It took us a minute to relocate the trail, and the rain had left it soggy and slippery. Combined with my sleep deprivation, this left me uneasy on my feet and I busted my ass after slipping on a wet log. Several miles in, we were feeling confused when we started seeing kids scattered randomly in the woods. We weren’t used to seeing much of anyone out here, let alone kids who were either tucked under tarps or wandering around aimlessly in the forest. We saw one, then another, then another. Eventually we came across an adult who informed us the kids were part of an outdoor school. Shortly after speaking with him and before beginning our climb, we walked by a small plot of old gravestones. Such a random place for all of this!
The trail turned into an old road bed. As I approached the top, I passed a father and his two daughters. They were hiking a section over the weekend. Eventually I’d catch up with the guys downhill at Big Fat Gap. I was moving slow today. We took a short break as the sun tried to force its way through the clouds. I was hopeful.
Another super steep climb followed, and the humidity made it even more unpleasant. Once again, I’d slip and fall on my ass. I wasn’t having the best day today. The fog made the forest feel very spooky. The sight at the top was eerie, but beautiful.
As we hiked the ridge towards Bob Bald, we passed by several weekend campers that were already set up on the side of the trail. Our GPS cut out on us briefly, so after a good educated guess, we made our way down to the road. The sun was able to peek through the clouds as we reached Unicoi Crest overlook, and we thought it was the perfect time for a food break. This was short lived. It wasn’t long before the fog started rolling back in over the crest.

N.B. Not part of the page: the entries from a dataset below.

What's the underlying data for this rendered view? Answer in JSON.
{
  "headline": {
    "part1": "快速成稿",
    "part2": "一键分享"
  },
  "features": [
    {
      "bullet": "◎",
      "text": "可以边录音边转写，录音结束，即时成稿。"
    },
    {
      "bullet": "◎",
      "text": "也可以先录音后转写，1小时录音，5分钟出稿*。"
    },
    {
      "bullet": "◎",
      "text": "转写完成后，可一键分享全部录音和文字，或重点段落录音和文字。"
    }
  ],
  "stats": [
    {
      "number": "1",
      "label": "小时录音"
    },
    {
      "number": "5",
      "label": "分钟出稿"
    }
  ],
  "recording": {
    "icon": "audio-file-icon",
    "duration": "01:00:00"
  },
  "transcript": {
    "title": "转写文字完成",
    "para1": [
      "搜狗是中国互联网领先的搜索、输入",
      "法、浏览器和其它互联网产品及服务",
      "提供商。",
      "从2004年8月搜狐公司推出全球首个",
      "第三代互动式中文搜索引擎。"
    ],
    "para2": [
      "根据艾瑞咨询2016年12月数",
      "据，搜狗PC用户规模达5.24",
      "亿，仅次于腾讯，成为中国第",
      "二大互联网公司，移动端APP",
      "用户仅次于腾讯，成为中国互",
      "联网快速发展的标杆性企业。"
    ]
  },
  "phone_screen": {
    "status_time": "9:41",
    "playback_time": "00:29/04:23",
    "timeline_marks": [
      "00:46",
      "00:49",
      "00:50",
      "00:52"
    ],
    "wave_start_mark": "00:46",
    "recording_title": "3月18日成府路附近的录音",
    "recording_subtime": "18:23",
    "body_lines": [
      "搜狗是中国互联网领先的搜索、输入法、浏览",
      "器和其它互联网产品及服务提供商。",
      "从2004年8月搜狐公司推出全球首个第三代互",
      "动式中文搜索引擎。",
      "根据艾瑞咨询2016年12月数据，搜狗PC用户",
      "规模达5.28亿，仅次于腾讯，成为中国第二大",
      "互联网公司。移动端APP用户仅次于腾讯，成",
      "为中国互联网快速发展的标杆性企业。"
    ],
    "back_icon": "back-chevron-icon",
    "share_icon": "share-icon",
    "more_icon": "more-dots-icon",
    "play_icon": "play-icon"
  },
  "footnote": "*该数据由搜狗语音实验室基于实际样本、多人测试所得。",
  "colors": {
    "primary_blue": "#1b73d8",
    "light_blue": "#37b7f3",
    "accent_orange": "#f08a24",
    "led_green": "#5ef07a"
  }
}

We left the road and returned to a trail. Shortly after this transition, we’d see another grave. This one read, “Here lies an unknown man killed by the Kirkland Bushwhackers”. The Kirkland Bushwhackers were comprised of a gang of Civil War deserters who would raid and prey on innocent people for profit and revenge. A story I heard about their brutality was during one of their attempted robberies of a union army carrier. They held up a couple that were passing through with their baby as the gang waited for the carrier. They wound up killing the baby for crying too loud as they sat in hiding.
We hiked about an hour longer before reaching an open field in the Tellico Plains at mile 126.9. We knew the moisture in the air would have our tarps drenched by morning, but there was water nearby and a beautiful view of the setting sun.
19.0 miles (30.6 km)
Jump Ahead to the Benton MacKaye Trail: Part 9
Jump Back to the Benton MacKaye Trail: Part 7
Start from the Beginning: Benton MacKaye Trail: Part 1